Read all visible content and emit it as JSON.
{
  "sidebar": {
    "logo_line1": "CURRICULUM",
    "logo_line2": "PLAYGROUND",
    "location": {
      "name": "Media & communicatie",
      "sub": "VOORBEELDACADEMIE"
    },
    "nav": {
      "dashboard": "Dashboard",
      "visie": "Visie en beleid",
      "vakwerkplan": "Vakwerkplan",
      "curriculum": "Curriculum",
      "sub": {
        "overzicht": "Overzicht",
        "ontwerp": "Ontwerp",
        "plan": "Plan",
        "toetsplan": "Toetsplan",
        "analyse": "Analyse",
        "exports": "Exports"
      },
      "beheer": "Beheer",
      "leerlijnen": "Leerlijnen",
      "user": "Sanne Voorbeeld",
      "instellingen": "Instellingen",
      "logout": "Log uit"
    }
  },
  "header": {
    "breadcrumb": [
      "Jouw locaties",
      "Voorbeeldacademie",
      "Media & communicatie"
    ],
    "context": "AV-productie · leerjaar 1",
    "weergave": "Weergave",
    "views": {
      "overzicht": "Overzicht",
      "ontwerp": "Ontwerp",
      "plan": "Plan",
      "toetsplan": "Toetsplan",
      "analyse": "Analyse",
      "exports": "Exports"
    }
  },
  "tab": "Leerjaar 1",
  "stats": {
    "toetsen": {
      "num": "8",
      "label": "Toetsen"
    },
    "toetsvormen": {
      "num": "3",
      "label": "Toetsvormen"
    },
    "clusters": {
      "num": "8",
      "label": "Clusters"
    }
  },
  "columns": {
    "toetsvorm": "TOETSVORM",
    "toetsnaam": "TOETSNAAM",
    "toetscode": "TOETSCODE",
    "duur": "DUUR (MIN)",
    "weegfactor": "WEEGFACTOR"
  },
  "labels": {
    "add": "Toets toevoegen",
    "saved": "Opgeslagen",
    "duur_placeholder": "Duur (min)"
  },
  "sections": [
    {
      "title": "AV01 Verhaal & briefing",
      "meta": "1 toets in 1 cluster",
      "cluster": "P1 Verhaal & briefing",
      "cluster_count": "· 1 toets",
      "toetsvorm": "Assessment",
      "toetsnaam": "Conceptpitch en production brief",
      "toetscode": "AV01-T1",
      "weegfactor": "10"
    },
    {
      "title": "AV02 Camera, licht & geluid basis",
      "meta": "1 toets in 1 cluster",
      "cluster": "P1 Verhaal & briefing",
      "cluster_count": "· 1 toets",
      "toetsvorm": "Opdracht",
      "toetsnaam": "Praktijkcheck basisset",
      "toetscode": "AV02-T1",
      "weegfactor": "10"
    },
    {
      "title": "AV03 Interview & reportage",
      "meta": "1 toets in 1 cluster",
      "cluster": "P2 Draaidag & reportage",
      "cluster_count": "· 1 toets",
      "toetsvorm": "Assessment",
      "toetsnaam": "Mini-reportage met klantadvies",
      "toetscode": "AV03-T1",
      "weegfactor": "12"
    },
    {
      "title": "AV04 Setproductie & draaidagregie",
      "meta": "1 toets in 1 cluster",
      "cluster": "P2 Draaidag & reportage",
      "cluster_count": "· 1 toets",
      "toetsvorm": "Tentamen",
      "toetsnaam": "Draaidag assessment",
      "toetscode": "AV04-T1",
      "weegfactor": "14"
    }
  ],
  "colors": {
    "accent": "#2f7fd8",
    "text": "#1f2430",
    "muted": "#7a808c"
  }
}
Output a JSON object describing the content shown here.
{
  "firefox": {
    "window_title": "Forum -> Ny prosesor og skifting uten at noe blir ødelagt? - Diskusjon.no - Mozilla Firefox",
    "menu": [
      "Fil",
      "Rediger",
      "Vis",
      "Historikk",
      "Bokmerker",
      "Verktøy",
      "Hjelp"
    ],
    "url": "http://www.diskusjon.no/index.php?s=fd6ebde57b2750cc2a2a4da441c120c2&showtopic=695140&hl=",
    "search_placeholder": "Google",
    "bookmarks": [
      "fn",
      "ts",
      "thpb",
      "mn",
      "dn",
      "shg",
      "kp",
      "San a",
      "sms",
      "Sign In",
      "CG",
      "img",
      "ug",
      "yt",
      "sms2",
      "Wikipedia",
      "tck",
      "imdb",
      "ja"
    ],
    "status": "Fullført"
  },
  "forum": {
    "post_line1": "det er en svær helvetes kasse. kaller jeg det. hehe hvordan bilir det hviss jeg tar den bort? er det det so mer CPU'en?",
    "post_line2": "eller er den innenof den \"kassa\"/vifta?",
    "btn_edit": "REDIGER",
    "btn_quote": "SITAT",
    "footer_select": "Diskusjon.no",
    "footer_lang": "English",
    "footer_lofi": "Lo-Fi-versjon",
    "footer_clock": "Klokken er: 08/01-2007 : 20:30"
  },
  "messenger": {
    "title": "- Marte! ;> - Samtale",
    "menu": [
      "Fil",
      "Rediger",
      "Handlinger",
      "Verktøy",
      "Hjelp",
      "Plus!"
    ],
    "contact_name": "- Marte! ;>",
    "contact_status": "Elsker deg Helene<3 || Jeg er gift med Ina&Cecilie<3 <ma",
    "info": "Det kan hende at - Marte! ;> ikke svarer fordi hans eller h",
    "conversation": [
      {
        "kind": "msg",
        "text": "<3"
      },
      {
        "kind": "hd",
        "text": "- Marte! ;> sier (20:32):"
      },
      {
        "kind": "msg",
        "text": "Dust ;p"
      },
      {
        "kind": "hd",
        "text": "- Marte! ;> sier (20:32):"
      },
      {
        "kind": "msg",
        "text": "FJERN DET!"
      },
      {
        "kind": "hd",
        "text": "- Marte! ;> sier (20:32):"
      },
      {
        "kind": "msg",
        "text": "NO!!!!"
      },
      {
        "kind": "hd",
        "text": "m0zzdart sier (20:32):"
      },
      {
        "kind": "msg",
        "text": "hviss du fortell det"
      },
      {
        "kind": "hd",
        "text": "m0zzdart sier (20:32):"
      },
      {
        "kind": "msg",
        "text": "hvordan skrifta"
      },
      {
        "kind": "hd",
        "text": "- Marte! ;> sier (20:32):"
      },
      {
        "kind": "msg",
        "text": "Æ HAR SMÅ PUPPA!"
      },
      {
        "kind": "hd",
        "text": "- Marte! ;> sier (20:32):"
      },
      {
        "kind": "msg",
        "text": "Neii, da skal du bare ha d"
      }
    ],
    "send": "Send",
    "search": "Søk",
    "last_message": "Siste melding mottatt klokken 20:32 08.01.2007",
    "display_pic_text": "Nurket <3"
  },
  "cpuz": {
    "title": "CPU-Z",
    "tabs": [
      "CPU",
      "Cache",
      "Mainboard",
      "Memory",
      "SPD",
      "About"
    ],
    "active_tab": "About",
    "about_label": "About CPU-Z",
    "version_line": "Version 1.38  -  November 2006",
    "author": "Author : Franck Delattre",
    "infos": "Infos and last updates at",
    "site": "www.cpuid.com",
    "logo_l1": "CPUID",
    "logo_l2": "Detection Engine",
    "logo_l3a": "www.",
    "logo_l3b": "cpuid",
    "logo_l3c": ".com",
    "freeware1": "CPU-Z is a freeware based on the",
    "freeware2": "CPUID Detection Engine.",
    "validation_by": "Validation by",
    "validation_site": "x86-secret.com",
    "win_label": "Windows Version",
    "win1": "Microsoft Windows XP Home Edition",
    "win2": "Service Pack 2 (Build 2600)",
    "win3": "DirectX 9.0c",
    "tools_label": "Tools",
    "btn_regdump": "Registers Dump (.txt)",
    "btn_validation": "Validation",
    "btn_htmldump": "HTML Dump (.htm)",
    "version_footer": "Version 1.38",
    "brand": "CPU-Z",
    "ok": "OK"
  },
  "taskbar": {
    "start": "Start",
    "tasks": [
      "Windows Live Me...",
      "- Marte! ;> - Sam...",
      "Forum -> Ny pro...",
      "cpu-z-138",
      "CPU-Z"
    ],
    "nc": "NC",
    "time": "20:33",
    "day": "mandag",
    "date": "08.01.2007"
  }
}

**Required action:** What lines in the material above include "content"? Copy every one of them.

**Solution to this problem:**
Read all visible content and emit it as JSON.
Output a JSON object describing the content shown here.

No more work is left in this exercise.